“We have a more unequal society than we’ve had in the past,” Federal Reserve chairman Ben S. Bernanke said recently. “Concerns people express across the spectrum are understandable.”
The psychology underlying the Occupy Wall Street protests and the consumer upheaval grows out of the same anxiety, says Kit Yarrow, a consumer psychologist at Golden Gate University.
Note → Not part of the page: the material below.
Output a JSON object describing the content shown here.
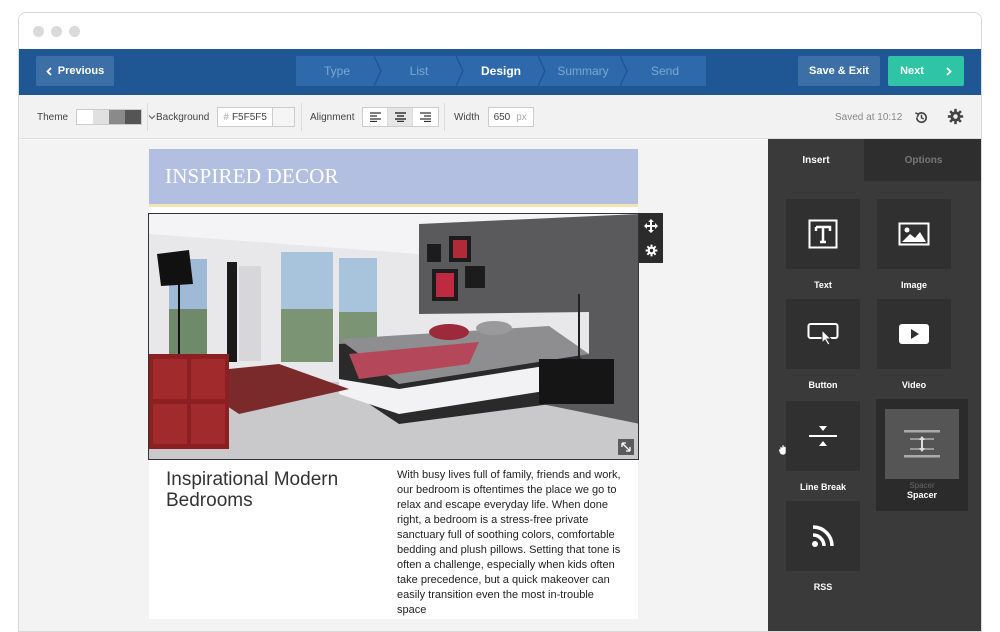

People both feel they don’t have control of their own futures and they have so many options that it’s hard to find steady ground.
“Choice actually makes people anxious,” Yarrow says. “We’re seeing consumers with a lot more emotionality
in their decision-making process.
Emotions really affect the way we process information.”
To cope, consumers fixate on one aspect of a product. “They’re just obsessed with deals as a way, I think, to feel more in control of the purchase process, which is the antidote to anxiety,” Yarrow says.
“Consumers are just so fed up with everything that is going on,” Yarrow adds. “They’re looking for opportunities to express themselves, and it can be for or against [a retailer or brand].”
Kenneth Cole found this out the hard way in February when he responded to deadly antigovernment protests in Egypt by tweeting: “Millions are in uproar in #Cairo. Rumor is they heard our new spring collection is now available online.” The cyber backlash was swift and brutal, and the designer, who apologized, got seemingly little credit for his long support of social causes.
It is in these unsettled waters that companies find themselves swimming or sinking or simply being pulled along by the current.
“Really smart retailers are spending some of their serious money not on inventory and not on just throwing spaghetti against the wall…but on really trying to figure out where their customers are headed and how they can guide that journey,” says Nancy Koehn, Harvard Business School professor and retail historian. “The consumer is changing. It’s a long-term change. It’s bigger than the recession, and it’s incumbent on smart retailers to understand that. Anthropological research—that’s what we need right now. We need to be much closer to the consumer than traditional market research allows.”
Consumer forecasters who used to confidently look out five or even 10 years ahead are now struggling to make sense of the shopper’s mind-set more than six months or a year into the future.
The simplest way to catch up and stay ahead of the curve might be to look at younger shoppers.
Buyology’s Sturgess pointed to American Eagle Outfitters Inc.’s 77kids concept as a retailer that gets the future, emphasizing interactivity, letting its shoppers put together outfits on touch-screen displays in the store.
“When [retailers] start serving consumers in these ways, they’re priming them,” she says. “Those are your future consumers coming in the door, and they will not be satiated, perhaps, with the more typical retail experiences.”
But looking over the horizon has always been tough in fashion.
“Retail is a game of ‘what have you done for me lately,’ ” says Matthew Katz, a partner at The Boston Consulting Group. “So many management teams and many boards have historically shown they are focused on the near term: We trade margin for revenue, we trade strategic decision for near-term growth so the market rewards us.”
The solution is not necessarily knowing the future but knowing that it’s coming and being flexible enough to jump at the opportunities.
“It’s being smart enough with the talent and the proficiencies you have inside to give yourself some room so you can be in a reactive mode when you need to be,” Katz says.
So there’s the answer: businesses need to be both reactive and proactive, plot the future but be flexible, listen to the customer yet give them things they haven’t even thought about.